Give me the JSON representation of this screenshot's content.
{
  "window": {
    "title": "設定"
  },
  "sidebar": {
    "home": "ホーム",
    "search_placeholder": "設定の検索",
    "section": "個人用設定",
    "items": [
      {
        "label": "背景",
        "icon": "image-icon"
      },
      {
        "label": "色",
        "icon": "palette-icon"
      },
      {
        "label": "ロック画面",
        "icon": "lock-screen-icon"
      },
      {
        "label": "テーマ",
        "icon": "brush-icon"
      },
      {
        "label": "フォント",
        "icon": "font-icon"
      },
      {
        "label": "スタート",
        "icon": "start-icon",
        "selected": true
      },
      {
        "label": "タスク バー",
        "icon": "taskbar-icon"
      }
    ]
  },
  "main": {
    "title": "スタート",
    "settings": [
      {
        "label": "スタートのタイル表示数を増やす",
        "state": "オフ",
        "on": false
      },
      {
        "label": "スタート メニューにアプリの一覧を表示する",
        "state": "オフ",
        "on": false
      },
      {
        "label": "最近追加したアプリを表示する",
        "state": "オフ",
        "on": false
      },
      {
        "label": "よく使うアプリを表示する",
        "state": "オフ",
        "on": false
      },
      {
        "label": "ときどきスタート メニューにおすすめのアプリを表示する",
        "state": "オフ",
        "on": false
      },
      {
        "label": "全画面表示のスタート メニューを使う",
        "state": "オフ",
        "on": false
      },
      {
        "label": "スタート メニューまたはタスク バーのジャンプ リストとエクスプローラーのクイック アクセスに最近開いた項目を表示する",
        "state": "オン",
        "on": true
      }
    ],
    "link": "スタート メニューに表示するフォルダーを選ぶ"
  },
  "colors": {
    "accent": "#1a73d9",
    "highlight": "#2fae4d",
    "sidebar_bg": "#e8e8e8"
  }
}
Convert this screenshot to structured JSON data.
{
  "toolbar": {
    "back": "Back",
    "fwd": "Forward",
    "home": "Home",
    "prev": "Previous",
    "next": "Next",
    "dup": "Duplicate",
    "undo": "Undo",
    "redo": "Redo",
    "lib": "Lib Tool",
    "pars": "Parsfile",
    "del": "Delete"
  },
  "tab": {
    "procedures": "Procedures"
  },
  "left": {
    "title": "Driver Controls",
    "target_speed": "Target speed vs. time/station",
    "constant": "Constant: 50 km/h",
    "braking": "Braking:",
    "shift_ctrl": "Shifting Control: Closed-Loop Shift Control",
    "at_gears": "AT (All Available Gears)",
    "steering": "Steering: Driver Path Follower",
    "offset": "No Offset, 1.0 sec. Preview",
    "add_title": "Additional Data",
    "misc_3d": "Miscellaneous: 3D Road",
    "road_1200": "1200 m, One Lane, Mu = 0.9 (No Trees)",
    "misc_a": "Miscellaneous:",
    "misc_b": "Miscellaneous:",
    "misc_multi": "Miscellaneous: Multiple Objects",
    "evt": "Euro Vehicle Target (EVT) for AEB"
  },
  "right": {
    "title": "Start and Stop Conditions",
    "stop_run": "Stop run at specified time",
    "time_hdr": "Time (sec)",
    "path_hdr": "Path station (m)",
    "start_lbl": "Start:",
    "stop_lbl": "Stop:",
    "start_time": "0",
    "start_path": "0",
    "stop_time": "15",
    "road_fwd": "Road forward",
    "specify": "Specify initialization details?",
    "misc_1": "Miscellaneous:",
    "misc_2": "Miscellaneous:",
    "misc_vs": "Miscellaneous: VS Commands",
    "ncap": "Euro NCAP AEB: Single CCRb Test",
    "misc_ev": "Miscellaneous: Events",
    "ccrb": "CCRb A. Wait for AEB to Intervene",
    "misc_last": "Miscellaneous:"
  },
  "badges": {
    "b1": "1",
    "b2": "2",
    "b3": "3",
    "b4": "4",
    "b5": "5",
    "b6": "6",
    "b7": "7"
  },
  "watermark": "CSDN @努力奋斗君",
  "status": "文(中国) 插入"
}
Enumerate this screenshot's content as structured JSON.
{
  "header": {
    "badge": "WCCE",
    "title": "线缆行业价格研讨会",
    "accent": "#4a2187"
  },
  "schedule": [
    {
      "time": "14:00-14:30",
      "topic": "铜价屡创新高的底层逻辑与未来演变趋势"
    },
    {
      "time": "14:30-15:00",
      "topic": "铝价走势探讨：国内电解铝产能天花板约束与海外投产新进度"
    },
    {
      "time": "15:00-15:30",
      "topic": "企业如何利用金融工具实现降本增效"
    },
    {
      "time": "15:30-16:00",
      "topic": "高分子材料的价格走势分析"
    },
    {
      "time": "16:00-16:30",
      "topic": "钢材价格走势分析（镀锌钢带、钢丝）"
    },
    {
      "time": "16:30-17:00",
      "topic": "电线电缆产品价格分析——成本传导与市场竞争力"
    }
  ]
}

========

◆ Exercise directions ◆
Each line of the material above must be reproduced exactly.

◆ Solved problem ◆
Give me the JSON representation of this screenshot's content.
{
  "window": {
    "title": "設定"
  },
  "sidebar": {
    "home": "ホーム",
    "search_placeholder": "設定の検索",
    "section": "個人用設定",
    "items": [
      {
        "label": "背景",
        "icon": "image-icon"
      },
      {
        "label": "色",
        "icon": "palette-icon"
      },
      {
        "label": "ロック画面",
        "icon": "lock-screen-icon"
      },
      {
        "label": "テーマ",
        "icon": "brush-icon"
      },
      {
        "label": "フォント",
        "icon": "font-icon"
      },
      {
        "label": "スタート",
        "icon": "start-icon",
        "selected": true
      },
      {
        "label": "タスク バー",
        "icon": "taskbar-icon"
      }
    ]
  },
  "main": {
    "title": "スタート",
    "settings": [
      {
        "label": "スタートのタイル表示数を増やす",
        "state": "オフ",
        "on": false
      },
      {
        "label": "スタート メニューにアプリの一覧を表示する",
        "state": "オフ",
        "on": false
      },
      {
        "label": "最近追加したアプリを表示する",
        "state": "オフ",
        "on": false
      },
      {
        "label": "よく使うアプリを表示する",
        "state": "オフ",
        "on": false
      },
      {
        "label": "ときどきスタート メニューにおすすめのアプリを表示する",
        "state": "オフ",
        "on": false
      },
      {
        "label": "全画面表示のスタート メニューを使う",
        "state": "オフ",
        "on": false
      },
      {
        "label": "スタート メニューまたはタスク バーのジャンプ リストとエクスプローラーのクイック アクセスに最近開いた項目を表示する",
        "state": "オン",
        "on": true
      }
    ],
    "link": "スタート メニューに表示するフォルダーを選ぶ"
  },
  "colors": {
    "accent": "#1a73d9",
    "highlight": "#2fae4d",
    "sidebar_bg": "#e8e8e8"
  }
}
Convert this screenshot to structured JSON data.
{
  "toolbar": {
    "back": "Back",
    "fwd": "Forward",
    "home": "Home",
    "prev": "Previous",
    "next": "Next",
    "dup": "Duplicate",
    "undo": "Undo",
    "redo": "Redo",
    "lib": "Lib Tool",
    "pars": "Parsfile",
    "del": "Delete"
  },
  "tab": {
    "procedures": "Procedures"
  },
  "left": {
    "title": "Driver Controls",
    "target_speed": "Target speed vs. time/station",
    "constant": "Constant: 50 km/h",
    "braking": "Braking:",
    "shift_ctrl": "Shifting Control: Closed-Loop Shift Control",
    "at_gears": "AT (All Available Gears)",
    "steering": "Steering: Driver Path Follower",
    "offset": "No Offset, 1.0 sec. Preview",
    "add_title": "Additional Data",
    "misc_3d": "Miscellaneous: 3D Road",
    "road_1200": "1200 m, One Lane, Mu = 0.9 (No Trees)",
    "misc_a": "Miscellaneous:",
    "misc_b": "Miscellaneous:",
    "misc_multi": "Miscellaneous: Multiple Objects",
    "evt": "Euro Vehicle Target (EVT) for AEB"
  },
  "right": {
    "title": "Start and Stop Conditions",
    "stop_run": "Stop run at specified time",
    "time_hdr": "Time (sec)",
    "path_hdr": "Path station (m)",
    "start_lbl": "Start:",
    "stop_lbl": "Stop:",
    "start_time": "0",
    "start_path": "0",
    "stop_time": "15",
    "road_fwd": "Road forward",
    "specify": "Specify initialization details?",
    "misc_1": "Miscellaneous:",
    "misc_2": "Miscellaneous:",
    "misc_vs": "Miscellaneous: VS Commands",
    "ncap": "Euro NCAP AEB: Single CCRb Test",
    "misc_ev": "Miscellaneous: Events",
    "ccrb": "CCRb A. Wait for AEB to Intervene",
    "misc_last": "Miscellaneous:"
  },
  "badges": {
    "b1": "1",
    "b2": "2",
    "b3": "3",
    "b4": "4",
    "b5": "5",
    "b6": "6",
    "b7": "7"
  },
  "watermark": "CSDN @努力奋斗君",
  "status": "文(中国) 插入"
}
Enumerate this screenshot's content as structured JSON.
{
  "header": {
    "badge": "WCCE",
    "title": "线缆行业价格研讨会",
    "accent": "#4a2187"
  },
  "schedule": [
    {
      "time": "14:00-14:30",
      "topic": "铜价屡创新高的底层逻辑与未来演变趋势"
    },
    {
      "time": "14:30-15:00",
      "topic": "铝价走势探讨：国内电解铝产能天花板约束与海外投产新进度"
    },
    {
      "time": "15:00-15:30",
      "topic": "企业如何利用金融工具实现降本增效"
    },
    {
      "time": "15:30-16:00",
      "topic": "高分子材料的价格走势分析"
    },
    {
      "time": "16:00-16:30",
      "topic": "钢材价格走势分析（镀锌钢带、钢丝）"
    },
    {
      "time": "16:30-17:00",
      "topic": "电线电缆产品价格分析——成本传导与市场竞争力"
    }
  ]
}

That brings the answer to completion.